Methods: A total of 88 patients treated with erlotinib (150 mg/day) were enrolled, and CSF samples were available from 23 of these patients with leptomeningeal metastases. Plasma and CSF concentrations of erlotinib and OSI-420 were measured by high-performance liquid chromatography with UV detection. Population pharmacokinetic analysis was performed with the nonlinear mixed-effects modelling program NONMEM. Germline mutations including ABCB1 (1236C>T, 2677G>T/A, 3435C>T), ABCG2 (421C>A), and CYP3A5 (6986A>G) polymorphisms, as well as somatic EGFR activating mutations if available, were examined. Early exposure to erlotinib and its safety/efficacy relationship were evaluated.

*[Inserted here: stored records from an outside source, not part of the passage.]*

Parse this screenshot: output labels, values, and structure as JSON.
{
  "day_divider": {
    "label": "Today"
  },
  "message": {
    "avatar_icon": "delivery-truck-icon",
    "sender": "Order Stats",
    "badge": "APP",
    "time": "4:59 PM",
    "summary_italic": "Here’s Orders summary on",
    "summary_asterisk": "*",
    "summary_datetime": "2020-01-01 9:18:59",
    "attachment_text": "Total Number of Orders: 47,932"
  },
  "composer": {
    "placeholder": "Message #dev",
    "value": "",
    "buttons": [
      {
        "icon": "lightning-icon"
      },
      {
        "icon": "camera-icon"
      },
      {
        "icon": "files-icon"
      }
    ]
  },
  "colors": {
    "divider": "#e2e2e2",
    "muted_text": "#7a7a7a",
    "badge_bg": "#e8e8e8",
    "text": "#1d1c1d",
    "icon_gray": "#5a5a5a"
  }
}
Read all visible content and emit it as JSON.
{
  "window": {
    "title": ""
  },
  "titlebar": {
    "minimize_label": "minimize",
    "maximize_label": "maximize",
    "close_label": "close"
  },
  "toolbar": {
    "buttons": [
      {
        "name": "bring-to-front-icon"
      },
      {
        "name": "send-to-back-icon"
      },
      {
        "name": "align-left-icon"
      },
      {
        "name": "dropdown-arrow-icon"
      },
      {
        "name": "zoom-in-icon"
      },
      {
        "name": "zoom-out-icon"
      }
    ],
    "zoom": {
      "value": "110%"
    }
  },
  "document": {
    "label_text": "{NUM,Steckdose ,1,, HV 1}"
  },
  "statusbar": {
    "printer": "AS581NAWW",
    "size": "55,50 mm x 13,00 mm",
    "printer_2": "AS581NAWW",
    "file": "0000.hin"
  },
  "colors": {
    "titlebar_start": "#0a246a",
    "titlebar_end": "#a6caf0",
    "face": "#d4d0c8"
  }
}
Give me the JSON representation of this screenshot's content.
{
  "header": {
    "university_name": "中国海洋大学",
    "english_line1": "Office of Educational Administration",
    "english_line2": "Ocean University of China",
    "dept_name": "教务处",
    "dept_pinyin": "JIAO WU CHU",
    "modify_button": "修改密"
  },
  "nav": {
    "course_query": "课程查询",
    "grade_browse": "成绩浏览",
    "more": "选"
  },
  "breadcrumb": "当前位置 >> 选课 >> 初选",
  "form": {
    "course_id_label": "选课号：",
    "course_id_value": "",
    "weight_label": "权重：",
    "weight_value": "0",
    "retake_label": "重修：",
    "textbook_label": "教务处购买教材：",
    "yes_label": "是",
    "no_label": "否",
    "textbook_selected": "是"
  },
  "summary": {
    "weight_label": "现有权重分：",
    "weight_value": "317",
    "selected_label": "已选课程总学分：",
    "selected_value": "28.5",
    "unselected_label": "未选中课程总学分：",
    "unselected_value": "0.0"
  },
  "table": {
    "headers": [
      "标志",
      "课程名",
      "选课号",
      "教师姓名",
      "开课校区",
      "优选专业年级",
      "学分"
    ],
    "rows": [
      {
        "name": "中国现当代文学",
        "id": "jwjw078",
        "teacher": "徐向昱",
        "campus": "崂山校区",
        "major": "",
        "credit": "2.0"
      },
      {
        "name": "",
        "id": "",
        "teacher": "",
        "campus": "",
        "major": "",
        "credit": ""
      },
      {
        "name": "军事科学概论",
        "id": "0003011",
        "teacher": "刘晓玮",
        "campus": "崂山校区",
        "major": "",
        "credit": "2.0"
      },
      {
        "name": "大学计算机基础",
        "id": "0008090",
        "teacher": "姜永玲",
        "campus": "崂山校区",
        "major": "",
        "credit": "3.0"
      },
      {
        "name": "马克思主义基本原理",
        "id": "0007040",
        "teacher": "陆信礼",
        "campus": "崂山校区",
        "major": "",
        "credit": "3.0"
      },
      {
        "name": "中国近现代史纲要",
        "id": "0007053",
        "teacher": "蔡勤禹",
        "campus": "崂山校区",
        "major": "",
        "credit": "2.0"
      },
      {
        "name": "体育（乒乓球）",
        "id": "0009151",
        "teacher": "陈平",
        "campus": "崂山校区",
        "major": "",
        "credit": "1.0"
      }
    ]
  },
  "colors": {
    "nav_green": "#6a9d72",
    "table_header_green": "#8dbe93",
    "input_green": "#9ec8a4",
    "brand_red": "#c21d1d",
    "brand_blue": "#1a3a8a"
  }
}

Results: The apparent clearance of erlotinib and OSI-420 were significantly decreased by 24 and 35 % in patients with the ABCG2 421A allele, respectively (p < 0.001), while ABCB1 and CYP3A5 polymorphisms did not affect their apparent clearance. The ABCG2 421A allele was significantly associated with increased CSF penetration for both erlotinib and OSI-420 (p < 0.05). Furthermore, the incidence of grade ≥2 diarrhea was significantly higher in patients harboring this mutant allele (p = 0.035). A multivariate logistic regression model showed that erlotinib trough (C0) levels on day 8 were an independent risk factor for the development of grade ≥2 diarrhea (p = 0.037) and skin rash (p = 0.031). Interstitial lung disease (ILD)-like events occurred in 3 patients (3.4 %), and the median value of erlotinib C0 levels adjacent to these events was approximately 3 times higher than that in patients who did not develop ILD (3253 versus 1107 ng/mL; p = 0.014). The objective response rate in the EGFR wild-type group was marginally higher in patients achieving higher erlotinib C0 levels (≥1711 ng/mL) than that in patients having lower erlotinib C0 levels (38 versus 5 %; p = 0.058), whereas no greater response was observed in the higher group (67 %) versus the lower group (77 %) within EGFR mutation-positive patients (p = 0.62).
Conclusions: ABCG2 can influence the apparent clearance of erlotinib and OSI-420, and their CSF permeabilities in patients with NSCLC. Our preliminary findings indicate that early exposure to erlotinib may be associated with the development of adverse events and that increased erlotinib exposure may be relevant to the antitumor effects in EGFR wild-type patients while having less of an impact on the tumor response in EGFR mutation-positive patients.